If you made a Windows instance you are done 😄, you will now just have to test it out, so head on to the “Connecting to VM section”. This is because GCP sets up a connection stream and a good desktop GUI needed for Android Studio only for Windows instances.
Configuring your VM (Only Linux VMs)
What you now need to do is create a desktop environment and make a connection channel so you can connect to your VM with that desktop environment.
- Make a desktop environment
You can use
xfce etc. There are so many options but for this post, I will be using
xfce which takes minimal time to download. SSH in your VM instance and enter-
sudo apt-get install lxde
You will be asked with some options, feel free to customize them bur if you simply want to follow along just select “Yes”.
- Connect to VM instance (VNC)
sudo apt-get install tightvncserver
This command installs
tightvncserver which will help us establish a VNC connection.
- Set up a firewall rule
Go to VNC network > Firewall rules or alternatively use this link and log in with the same GCP account.
We need to do this as we want to allow
vncserver to access port
5901. Choose a name and target tag for it, set allowed protocols to
tcp:5901. As an example here is the firewall rule I made. It was named
vnc-server and had the target tag as
A sample firewall rule
Now go to VM instances page > Select the VM you are using > edit VM > Networking. Add the target tag in the network tag textbox. You might need to stop VM to do this.
- One last step
.vnc/xtsrtup and open this in your favorite text editor like
nano etc. Add
/usr/bin/startlxde at its end. This will tell VNC to render
lxde desktop at startup.
You just made a desktop environment on your Linux VM 😃
Connect to VM instance
SSH in your VM instance and type
A VNC client
Enter the external IP of your VM followed by
:5901 to tell it to view port
5901. And you are done with connecting to your VM instance.
You first need to make a firewall rule to allow RDP in your instance. Go to VNC network > Firewall. Click create a firewall rule and add
tcp:3389 in protocols and ports section, give a name and target tag to the firewall rule.

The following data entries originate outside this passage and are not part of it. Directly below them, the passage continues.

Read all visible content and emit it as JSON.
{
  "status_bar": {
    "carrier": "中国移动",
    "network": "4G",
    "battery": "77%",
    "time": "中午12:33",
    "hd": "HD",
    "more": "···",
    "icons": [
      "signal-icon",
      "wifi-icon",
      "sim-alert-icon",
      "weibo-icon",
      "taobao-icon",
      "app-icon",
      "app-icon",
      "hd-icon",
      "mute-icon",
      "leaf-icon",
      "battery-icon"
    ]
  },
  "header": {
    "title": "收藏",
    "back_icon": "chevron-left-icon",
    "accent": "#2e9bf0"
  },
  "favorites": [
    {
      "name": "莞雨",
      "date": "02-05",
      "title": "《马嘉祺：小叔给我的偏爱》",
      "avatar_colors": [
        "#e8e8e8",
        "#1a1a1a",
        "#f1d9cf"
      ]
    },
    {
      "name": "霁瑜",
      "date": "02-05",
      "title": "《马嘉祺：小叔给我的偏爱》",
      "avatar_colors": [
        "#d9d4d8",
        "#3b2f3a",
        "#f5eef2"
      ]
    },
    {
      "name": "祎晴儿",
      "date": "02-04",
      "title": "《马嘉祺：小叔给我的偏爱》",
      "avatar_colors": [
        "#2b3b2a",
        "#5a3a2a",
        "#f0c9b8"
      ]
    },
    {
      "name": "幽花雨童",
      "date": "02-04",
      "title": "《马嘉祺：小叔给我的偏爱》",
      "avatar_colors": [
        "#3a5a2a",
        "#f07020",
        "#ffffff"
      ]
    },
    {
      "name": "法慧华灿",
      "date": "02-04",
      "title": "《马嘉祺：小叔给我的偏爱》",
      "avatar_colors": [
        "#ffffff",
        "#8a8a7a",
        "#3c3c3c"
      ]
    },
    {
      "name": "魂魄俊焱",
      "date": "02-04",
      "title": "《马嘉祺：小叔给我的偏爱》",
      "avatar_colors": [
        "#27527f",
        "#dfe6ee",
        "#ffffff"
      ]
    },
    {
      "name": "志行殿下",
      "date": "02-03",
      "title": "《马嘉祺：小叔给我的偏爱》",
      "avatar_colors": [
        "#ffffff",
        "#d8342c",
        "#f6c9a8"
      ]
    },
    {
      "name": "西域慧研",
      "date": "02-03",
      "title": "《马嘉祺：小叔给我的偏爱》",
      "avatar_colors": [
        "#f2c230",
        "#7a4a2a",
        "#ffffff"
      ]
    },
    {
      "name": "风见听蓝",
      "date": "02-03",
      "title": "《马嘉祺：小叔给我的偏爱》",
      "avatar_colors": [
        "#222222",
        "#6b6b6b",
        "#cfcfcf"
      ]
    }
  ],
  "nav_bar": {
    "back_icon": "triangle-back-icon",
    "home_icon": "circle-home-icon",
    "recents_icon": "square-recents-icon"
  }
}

Save it and navigate back to the VM instances page. In the VM instances page > Select the VM you are using > edit VM > Networking add the target tag you just put in while creating the firewall rule.
Your local OS-

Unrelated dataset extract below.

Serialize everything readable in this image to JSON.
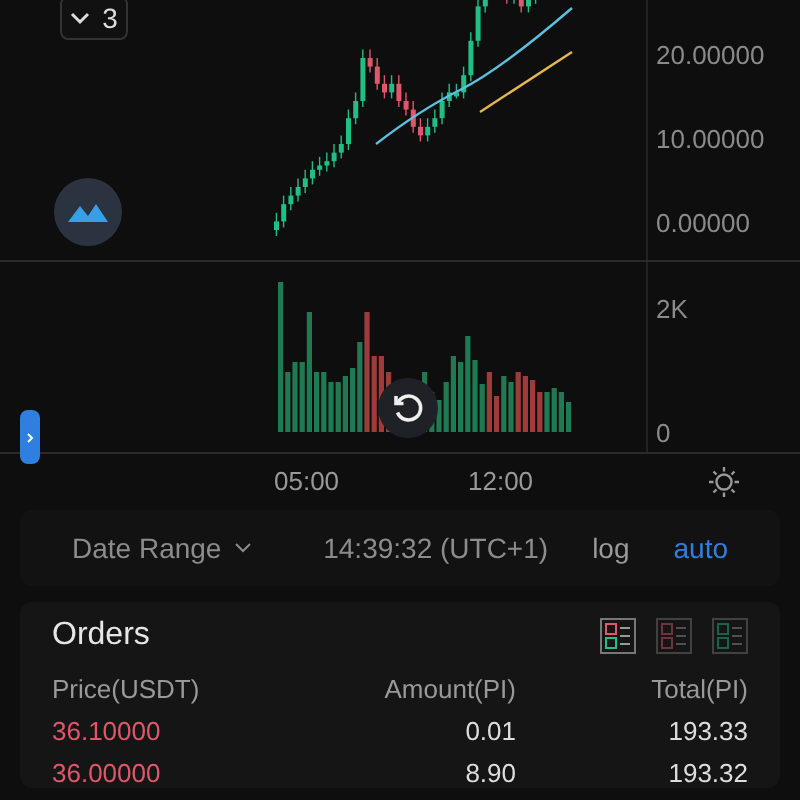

Windows — you are ready to connect without any more setup. Open the remote desktop app preinstalled.
Any other OS — install an RDP client like
You are now ready to connect to your VM. In the GCP console click
set windows password , make a new account, and save the password somewhere you remember.
Now enter your external IP of VM in your RDP client, it will ask you for username and password enter the credentials you just created and you just connected to your instance!
Download Android Studio from the official website from the VM. If you’re on a Windows VM consider installing Chrome first (No internet explorer 😆).
Windows: you are ready to run the AVD and start development 😃
You might get a
dev\kvm permission deniederror.
sudo apt install qemu-kvm
- Use the
addusercommand to add your user to the
sudo adduser <username> kvm
And now you are done you can run an AVD here and do your development with a mind-blowing performance. I would recommend you to change the heap size of your AVD to at least 512 MB for good performance.
The AVD runs!
You’re ready to start building with Android Studio. Here’s an indication of the first Gradle build happening in just over a second when the author used this setup:
The first Gradle build in a little over a second!
If you use a GPU on the VM
If graphics aren’t rendered on the AVD when you are using the GPU, edit your AVD settings to switch the Emulated Performance setting to Software. This allows you to select how graphics are rendered in the emulator:
Hardware — Use your computer graphics card for faster rendering.
Software — Emulate the graphics in software, which is useful if you’re having a problem with rendering in your graphics card.
- Rishit Dagli
- Preet Parekh
If you want to ask me some questions, report any mistake, suggest improvements, give feedback you are free to do so by emailing me at —